The human tragedy unleashed by the Nazi regime during the Second World War remains a phenomenon whose ethical resonances reach wide beyond the fron-tiers of Europe and continue to serve as a paragon of systematically organized state terror and human abjection in contemporary history. Both in the discourses on global human rights regimes and in the popular consciousness at an almost global scale, Holocaust memory has generated, in the words of Amos Goldberg, »a common identity or common awareness of belonging that creates a very large kind of imagined community of the global village, or at least the Western global village« (Goldberg 2015: 5). However, in parts of Africa, especially those ›for-merly‹ under the French and British Empires, colonial discourses in relation to the nature of the Nazi horror inevitably entered the self-defensive colonial repre-sentation of ›good empire‹ versus ›bad empire‹ that had earlier characterized Eu-ropean powers’ responses to the tragedy of Leopold II’s blood rubber in the Congo in the last quarter of the 19th century. In both Anglophone and Franco-phone African literatures, especially in spaces where African colonial subjects were galvanized to contribute to the liberation of the European metropolises and their overseas territorial possessions, representations of Nazism/Holocaust be-came subject to contending discourses. Both the pioneer and ensuing generations of post-war African writers began to interrogate the way Nazism and Holocaust were inscribed in the discursive infrastructure intended to re-assert French/British political and moral authority in Africa.

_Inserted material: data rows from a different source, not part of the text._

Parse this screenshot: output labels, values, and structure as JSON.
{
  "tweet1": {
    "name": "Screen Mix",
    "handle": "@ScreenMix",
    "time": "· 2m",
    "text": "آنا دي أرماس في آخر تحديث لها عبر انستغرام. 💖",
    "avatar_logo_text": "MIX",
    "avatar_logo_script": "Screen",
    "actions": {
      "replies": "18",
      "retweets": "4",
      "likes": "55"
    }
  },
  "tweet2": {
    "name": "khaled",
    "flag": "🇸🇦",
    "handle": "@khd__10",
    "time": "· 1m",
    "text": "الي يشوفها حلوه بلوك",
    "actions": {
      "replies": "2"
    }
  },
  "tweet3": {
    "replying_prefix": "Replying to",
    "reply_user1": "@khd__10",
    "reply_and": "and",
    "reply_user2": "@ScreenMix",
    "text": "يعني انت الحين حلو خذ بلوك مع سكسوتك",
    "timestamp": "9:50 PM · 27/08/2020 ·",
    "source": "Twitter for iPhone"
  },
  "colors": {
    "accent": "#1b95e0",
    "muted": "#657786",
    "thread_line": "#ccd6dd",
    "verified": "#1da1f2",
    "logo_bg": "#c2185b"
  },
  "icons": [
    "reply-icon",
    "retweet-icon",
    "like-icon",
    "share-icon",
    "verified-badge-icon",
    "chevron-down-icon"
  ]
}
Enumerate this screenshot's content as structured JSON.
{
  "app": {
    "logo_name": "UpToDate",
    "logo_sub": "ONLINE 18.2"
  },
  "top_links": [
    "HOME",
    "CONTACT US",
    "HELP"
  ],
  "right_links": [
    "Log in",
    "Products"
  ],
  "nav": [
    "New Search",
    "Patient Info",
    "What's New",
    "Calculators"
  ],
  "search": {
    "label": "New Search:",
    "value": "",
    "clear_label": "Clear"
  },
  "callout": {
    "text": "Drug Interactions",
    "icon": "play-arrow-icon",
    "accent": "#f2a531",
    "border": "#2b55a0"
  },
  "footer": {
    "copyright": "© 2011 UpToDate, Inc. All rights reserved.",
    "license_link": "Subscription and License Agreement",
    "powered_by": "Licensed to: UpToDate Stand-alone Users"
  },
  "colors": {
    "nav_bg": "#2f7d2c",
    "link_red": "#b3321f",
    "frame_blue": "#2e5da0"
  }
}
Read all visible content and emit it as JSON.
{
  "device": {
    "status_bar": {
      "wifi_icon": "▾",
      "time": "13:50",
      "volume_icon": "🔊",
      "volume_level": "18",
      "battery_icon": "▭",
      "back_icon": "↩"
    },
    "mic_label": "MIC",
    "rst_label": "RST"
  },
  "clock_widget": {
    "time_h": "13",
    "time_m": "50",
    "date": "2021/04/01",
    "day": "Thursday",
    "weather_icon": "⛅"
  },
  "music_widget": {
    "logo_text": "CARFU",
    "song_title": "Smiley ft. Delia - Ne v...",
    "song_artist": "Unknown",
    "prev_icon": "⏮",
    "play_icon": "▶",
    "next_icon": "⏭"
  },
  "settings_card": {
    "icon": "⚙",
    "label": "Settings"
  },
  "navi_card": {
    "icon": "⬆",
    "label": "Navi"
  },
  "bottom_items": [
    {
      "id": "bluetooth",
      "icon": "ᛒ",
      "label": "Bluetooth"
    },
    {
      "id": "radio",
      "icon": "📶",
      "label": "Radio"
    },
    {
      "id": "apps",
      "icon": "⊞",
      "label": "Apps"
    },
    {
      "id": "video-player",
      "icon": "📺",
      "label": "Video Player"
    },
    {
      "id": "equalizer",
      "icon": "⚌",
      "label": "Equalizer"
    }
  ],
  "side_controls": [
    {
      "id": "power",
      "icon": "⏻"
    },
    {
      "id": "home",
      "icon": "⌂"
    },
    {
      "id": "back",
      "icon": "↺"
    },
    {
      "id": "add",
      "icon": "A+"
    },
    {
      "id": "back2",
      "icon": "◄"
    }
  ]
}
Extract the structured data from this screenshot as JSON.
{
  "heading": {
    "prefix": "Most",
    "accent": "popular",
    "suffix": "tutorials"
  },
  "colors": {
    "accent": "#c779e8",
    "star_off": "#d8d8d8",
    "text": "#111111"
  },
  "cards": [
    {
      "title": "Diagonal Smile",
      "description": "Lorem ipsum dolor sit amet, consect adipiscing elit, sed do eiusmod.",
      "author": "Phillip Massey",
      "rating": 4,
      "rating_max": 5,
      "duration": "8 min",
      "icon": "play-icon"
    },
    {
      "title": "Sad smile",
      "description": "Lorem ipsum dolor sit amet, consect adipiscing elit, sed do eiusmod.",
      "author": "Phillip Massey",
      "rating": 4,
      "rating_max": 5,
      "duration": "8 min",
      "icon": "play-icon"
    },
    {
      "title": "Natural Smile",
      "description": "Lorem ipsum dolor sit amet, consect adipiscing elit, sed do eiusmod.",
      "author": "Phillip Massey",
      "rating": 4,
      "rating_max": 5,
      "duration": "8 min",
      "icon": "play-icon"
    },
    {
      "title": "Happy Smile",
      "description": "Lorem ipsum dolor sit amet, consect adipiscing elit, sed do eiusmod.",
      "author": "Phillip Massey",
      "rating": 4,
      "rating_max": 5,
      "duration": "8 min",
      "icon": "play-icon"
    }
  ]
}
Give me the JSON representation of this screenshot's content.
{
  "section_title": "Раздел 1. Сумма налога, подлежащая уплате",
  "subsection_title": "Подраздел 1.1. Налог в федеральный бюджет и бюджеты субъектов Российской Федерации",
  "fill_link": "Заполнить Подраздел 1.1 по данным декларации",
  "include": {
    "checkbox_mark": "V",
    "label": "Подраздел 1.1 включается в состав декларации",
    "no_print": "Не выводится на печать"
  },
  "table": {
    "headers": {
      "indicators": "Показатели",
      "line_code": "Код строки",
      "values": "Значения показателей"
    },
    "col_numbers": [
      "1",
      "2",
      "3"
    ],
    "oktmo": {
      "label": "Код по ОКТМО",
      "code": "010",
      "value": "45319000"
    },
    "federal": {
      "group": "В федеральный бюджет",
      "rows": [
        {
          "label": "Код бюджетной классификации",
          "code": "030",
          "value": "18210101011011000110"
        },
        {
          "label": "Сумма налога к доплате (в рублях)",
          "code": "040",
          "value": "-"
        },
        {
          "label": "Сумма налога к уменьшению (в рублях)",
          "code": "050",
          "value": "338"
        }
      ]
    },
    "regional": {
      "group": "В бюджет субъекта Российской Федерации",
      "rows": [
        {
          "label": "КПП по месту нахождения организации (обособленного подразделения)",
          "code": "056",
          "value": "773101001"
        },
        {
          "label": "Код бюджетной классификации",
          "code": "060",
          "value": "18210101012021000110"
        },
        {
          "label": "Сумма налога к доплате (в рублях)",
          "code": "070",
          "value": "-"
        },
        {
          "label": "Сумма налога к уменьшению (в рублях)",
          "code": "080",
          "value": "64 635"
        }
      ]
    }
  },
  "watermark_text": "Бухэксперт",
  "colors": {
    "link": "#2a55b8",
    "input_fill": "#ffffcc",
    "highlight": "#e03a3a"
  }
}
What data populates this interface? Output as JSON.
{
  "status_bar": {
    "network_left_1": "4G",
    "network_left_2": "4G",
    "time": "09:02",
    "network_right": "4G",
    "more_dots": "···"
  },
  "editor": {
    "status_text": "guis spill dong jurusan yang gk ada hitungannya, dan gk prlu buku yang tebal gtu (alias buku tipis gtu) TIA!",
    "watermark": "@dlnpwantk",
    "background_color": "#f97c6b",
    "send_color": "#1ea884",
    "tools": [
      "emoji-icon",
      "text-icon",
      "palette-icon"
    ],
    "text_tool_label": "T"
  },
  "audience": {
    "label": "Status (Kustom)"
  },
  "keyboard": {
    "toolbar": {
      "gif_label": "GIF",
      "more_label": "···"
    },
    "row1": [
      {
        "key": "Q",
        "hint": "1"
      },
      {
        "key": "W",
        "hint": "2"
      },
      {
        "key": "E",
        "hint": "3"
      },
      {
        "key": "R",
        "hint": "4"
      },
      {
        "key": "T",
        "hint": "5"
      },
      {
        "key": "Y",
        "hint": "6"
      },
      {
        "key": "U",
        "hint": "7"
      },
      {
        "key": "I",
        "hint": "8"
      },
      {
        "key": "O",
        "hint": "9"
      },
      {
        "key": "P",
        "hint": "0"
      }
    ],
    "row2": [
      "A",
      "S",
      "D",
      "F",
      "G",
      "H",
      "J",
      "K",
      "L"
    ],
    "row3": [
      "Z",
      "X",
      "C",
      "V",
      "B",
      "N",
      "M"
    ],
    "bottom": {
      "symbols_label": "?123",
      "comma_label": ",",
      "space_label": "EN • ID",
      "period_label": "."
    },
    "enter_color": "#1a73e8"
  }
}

Further data

Item Type: Article in a book
Refereed: Yes
Keywords: Holocaust; Empire; WW2; Germany; France; Britain
Institutions of the University: Faculties
Faculties > Faculty of Languages and Literature > Chair Romance Languages and Comparative Literature > Chair Romance Languages and Comparative Literature - Univ.-Prof. Dr. Ute Fendler
Result of work at the UBT: Yes
DDC Subjects: 800 Literature > 890 Other literatures
Date Deposited: 21 Dec 2020 08:30
Last Modified: 21 Dec 2020 08:30
URI: https://eref.uni-bayreuth.de/id/eprint/61335